INSTRUCTIONS FOR THE TASK: Below are the records; copy each line in them that holds the word "jimin".

Start of Block

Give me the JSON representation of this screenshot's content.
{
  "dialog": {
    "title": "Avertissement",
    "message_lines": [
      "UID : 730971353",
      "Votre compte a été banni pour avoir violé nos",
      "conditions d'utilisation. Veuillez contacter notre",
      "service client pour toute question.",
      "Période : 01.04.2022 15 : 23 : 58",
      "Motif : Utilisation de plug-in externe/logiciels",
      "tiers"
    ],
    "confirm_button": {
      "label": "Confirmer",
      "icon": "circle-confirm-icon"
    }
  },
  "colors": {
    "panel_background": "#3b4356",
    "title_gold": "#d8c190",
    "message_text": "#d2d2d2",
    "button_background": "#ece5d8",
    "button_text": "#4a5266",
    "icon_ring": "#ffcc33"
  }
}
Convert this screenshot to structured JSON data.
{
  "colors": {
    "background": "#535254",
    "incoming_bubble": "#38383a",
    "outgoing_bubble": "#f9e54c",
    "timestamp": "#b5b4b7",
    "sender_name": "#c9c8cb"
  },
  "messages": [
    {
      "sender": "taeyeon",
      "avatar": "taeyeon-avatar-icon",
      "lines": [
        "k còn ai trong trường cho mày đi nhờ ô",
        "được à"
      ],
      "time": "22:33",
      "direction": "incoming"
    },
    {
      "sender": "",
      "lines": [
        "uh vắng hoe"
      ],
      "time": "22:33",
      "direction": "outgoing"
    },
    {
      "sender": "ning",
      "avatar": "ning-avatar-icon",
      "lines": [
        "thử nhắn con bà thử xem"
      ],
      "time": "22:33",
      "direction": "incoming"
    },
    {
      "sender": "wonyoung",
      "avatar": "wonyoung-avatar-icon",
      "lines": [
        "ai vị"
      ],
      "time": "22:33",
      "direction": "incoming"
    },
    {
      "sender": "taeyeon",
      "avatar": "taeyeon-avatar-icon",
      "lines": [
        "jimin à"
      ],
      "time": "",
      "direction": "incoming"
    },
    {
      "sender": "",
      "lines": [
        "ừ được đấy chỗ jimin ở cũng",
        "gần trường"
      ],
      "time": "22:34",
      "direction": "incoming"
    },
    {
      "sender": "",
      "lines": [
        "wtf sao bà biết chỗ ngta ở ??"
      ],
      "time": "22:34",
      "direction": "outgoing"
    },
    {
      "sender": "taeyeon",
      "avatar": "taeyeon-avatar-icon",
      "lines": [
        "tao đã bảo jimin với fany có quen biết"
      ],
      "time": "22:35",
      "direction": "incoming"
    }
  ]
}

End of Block

TASK RESPONSE:
        "jimin à"
        "ừ được đấy chỗ jimin ở cũng",
        "tao đã bảo jimin với fany có quen biết"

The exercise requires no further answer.